What the task asks:
Take the line with "Serialize everything readable" as the first line and the last line of the data as the final one. Write out those lines exactly, and no others.
--- Data shown Enclosed Below ---
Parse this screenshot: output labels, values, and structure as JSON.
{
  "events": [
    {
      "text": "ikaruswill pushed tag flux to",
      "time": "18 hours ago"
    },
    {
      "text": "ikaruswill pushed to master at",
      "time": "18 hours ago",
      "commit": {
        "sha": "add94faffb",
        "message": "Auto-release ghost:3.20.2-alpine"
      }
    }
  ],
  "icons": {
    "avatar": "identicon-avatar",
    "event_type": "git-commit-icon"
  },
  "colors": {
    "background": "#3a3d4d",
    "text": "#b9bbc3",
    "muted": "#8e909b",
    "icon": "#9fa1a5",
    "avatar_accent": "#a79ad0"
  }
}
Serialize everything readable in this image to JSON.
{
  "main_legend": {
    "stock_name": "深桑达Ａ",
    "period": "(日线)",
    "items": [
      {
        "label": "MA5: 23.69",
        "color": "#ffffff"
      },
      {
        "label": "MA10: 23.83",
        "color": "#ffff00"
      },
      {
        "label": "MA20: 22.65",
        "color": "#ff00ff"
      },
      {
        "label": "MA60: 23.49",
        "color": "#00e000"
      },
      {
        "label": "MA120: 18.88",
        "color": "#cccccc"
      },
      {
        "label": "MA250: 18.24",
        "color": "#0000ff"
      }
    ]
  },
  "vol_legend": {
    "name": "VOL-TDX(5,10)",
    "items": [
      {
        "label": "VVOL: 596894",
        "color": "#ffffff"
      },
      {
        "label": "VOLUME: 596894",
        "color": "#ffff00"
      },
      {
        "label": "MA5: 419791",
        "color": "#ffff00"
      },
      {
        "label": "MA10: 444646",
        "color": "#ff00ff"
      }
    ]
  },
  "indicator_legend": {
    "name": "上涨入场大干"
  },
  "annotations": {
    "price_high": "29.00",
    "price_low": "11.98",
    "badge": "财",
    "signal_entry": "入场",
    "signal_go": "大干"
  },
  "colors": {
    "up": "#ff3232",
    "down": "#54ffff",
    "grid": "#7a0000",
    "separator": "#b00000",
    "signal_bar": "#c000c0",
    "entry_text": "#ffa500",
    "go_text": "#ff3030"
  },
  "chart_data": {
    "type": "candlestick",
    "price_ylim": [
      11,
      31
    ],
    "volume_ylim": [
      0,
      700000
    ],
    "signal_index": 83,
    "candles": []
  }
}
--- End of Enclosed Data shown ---
Result of this exercise:
Serialize everything readable in this image to JSON.
{
  "main_legend": {
    "stock_name": "深桑达Ａ",
    "period": "(日线)",
    "items": [
      {
        "label": "MA5: 23.69",
        "color": "#ffffff"
      },
      {
        "label": "MA10: 23.83",
        "color": "#ffff00"
      },
      {
        "label": "MA20: 22.65",
        "color": "#ff00ff"
      },
      {
        "label": "MA60: 23.49",
        "color": "#00e000"
      },
      {
        "label": "MA120: 18.88",
        "color": "#cccccc"
      },
      {
        "label": "MA250: 18.24",
        "color": "#0000ff"
      }
    ]
  },
  "vol_legend": {
    "name": "VOL-TDX(5,10)",
    "items": [
      {
        "label": "VVOL: 596894",
        "color": "#ffffff"
      },
      {
        "label": "VOLUME: 596894",
        "color": "#ffff00"
      },
      {
        "label": "MA5: 419791",
        "color": "#ffff00"
      },
      {
        "label": "MA10: 444646",
        "color": "#ff00ff"
      }
    ]
  },
  "indicator_legend": {
    "name": "上涨入场大干"
  },
  "annotations": {
    "price_high": "29.00",
    "price_low": "11.98",
    "badge": "财",
    "signal_entry": "入场",
    "signal_go": "大干"
  },
  "colors": {
    "up": "#ff3232",
    "down": "#54ffff",
    "grid": "#7a0000",
    "separator": "#b00000",
    "signal_bar": "#c000c0",
    "entry_text": "#ffa500",
    "go_text": "#ff3030"
  },
  "chart_data": {
    "type": "candlestick",
    "price_ylim": [
      11,
      31
    ],
    "volume_ylim": [
      0,
      700000
    ],
    "signal_index": 83,
    "candles": []
  }
}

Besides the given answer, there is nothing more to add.